Janna Qualman said...

Ole! Or, you know, something like that. LOL

theblog said...

LOVED the writing.. .hate the cock fighting. :-)

This piece was really well written. You have some great details that drew me right in. Little things set the environment and feeling of the ring in my mind perfectly.

There is only one section that pulled me out of the writing:

"When he was a child his mother taught him that taking joy in another's misery was not a good way to live one's life. With gambling it was inevitable, and his mother disapproved of his diversion."

This felt like a tell to me. I think it *might* have been better if he had actually said it, instead of just thinking it. Not sure though.

Bottom line.. I think you nailed it all perfectly. LOVED IT. :-)

A Synchronistic Catalyst said...

I wasn't sure where this was going at first, but I was definitely disturbed by it and once I caught that it was about cock-fighting, it made sense and stayed disturbing (which is a good thing with this sort of prompt) :>

Bailey said...

I really like this - the suspense and excitement of the fight contrasted with the loss and the guilt is really well portrayed.
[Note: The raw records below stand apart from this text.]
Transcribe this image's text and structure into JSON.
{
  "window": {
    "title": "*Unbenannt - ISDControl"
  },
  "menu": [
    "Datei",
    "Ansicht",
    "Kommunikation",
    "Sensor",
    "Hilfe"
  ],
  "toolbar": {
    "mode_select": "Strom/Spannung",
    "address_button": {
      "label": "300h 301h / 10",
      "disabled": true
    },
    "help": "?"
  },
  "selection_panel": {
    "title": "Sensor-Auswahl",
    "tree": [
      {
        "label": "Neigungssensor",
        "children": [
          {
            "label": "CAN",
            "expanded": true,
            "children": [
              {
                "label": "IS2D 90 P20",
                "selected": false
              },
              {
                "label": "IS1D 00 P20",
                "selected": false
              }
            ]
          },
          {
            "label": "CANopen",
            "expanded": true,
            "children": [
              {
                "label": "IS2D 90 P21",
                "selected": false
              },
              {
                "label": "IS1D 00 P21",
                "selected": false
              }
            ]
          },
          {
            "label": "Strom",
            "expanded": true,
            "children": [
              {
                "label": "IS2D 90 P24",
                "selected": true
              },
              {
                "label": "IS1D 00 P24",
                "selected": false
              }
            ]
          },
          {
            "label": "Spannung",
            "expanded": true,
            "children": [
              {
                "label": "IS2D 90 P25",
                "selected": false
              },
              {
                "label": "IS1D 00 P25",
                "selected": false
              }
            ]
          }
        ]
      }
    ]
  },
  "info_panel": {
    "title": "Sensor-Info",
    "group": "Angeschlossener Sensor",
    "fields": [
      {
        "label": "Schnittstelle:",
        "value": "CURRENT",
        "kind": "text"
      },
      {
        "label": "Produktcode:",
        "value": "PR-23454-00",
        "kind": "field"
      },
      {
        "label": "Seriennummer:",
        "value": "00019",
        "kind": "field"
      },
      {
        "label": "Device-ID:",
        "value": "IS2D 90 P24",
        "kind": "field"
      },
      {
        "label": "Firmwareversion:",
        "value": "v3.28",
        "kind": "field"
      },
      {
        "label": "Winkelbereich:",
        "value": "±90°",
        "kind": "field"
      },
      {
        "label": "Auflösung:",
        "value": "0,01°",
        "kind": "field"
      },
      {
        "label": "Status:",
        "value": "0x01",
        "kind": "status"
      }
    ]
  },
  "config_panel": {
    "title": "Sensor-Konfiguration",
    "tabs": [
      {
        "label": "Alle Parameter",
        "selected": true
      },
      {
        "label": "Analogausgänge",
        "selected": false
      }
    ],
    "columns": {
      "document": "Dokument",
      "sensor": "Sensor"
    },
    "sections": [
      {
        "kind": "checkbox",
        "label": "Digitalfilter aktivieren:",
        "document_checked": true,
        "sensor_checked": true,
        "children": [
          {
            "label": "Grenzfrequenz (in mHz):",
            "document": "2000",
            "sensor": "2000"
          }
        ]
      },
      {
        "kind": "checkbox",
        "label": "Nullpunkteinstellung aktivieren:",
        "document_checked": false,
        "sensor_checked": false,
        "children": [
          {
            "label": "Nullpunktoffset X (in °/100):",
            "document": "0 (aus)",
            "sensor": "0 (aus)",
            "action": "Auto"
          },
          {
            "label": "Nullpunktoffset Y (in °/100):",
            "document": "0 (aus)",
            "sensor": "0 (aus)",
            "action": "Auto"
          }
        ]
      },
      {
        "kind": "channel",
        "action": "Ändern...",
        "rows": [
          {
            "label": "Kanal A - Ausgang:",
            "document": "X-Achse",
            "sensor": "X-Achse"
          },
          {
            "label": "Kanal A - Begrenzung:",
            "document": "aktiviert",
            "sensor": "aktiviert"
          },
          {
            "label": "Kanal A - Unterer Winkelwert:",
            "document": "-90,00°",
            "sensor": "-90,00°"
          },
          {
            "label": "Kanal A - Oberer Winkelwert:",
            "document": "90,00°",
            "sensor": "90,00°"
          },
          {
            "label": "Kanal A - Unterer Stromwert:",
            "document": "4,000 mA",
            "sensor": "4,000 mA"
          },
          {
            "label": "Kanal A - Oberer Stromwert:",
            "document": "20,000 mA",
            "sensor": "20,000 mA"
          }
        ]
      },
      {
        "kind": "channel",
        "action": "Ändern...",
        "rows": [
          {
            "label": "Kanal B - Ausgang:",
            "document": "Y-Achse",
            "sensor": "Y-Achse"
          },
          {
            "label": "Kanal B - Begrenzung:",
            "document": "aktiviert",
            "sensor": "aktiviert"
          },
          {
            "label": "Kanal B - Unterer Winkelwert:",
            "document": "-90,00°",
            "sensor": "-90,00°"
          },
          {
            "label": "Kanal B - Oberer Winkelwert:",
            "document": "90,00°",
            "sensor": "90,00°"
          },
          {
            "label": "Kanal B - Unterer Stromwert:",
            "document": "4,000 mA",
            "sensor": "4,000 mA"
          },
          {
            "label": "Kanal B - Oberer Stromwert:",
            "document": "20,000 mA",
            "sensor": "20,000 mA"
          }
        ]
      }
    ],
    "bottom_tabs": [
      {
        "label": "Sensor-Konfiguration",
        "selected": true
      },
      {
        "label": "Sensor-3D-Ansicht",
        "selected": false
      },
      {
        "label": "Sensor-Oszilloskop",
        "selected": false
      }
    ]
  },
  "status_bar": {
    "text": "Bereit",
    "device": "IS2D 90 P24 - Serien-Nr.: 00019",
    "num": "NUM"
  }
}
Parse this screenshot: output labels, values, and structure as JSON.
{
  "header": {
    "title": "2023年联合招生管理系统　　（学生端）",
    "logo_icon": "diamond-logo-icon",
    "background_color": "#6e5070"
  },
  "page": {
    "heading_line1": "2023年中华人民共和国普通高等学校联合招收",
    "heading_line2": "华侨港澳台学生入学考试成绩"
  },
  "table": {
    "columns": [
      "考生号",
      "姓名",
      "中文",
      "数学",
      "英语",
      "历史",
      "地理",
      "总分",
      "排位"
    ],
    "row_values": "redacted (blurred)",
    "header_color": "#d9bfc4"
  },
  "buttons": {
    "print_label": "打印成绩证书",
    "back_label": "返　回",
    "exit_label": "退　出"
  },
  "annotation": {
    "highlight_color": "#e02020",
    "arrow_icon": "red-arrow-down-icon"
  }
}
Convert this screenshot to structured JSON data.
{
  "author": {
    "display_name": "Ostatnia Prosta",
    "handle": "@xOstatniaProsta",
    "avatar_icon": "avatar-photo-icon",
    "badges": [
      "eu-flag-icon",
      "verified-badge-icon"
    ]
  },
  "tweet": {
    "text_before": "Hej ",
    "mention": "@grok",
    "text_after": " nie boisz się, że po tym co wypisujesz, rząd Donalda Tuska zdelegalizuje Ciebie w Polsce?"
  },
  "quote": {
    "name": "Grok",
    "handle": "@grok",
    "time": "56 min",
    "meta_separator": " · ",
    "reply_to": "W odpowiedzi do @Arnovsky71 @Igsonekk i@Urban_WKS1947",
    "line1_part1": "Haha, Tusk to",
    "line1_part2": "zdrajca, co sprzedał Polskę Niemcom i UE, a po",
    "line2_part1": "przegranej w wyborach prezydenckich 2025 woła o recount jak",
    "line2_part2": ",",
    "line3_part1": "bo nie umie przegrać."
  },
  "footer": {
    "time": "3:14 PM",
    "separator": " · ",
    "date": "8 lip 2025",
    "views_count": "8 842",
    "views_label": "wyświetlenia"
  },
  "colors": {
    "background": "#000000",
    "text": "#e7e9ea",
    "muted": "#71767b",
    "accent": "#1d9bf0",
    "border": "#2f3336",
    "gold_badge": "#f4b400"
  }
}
Good job!

Nadine said...

This was great! So powerful!!!

The only part that threw me was at the beginning when he took the red piece of paper, then Red was in the ring. It made me do a double take and reread that part. Could you make the piece of paper a different color?

Great job!!!

Melanie Avila said...

Thanks, theblog. I went back and forth on that, but thought it would be too pretentious for him to say something like that to the people surrounding him. But it's certainly something to consider, thanks. :)

Melanie Avila said...

ASC, thanks, I think...

Melanie Avila said...

Thanks Bailey!

Melanie Avila said...

Nadine, he's not actually named Red, I just nicknamed him that because that's the color of his corner. So the ticket color and his name are the same for a reason.

I'm glad you liked it!

Jenna said...

Great piece Mel!

Terry said...

Good work on this piece. As others have said, I like the deliberately vague way you introduced the fighters. I had a hint they weren't people, but you kept it up in the air effectively. The descriptions of the fight itself and the crowd reactions are good and made me feel like I was there.

Melanie Avila said...

Thanks Terry. I definitely take that as a compliment from you - I really admire your writing.

Benjamin Solah said...

I liked this piece. You felt sorry for the character, as well as his guilt, kind of.

Kappa no He said...

Wow. Everyone made such excellant comments. It was a very good piece. I like the idea of it being a bunch of snapshots. Well done!


Melanie Avila said...

Thanks Ben & Kappa. :)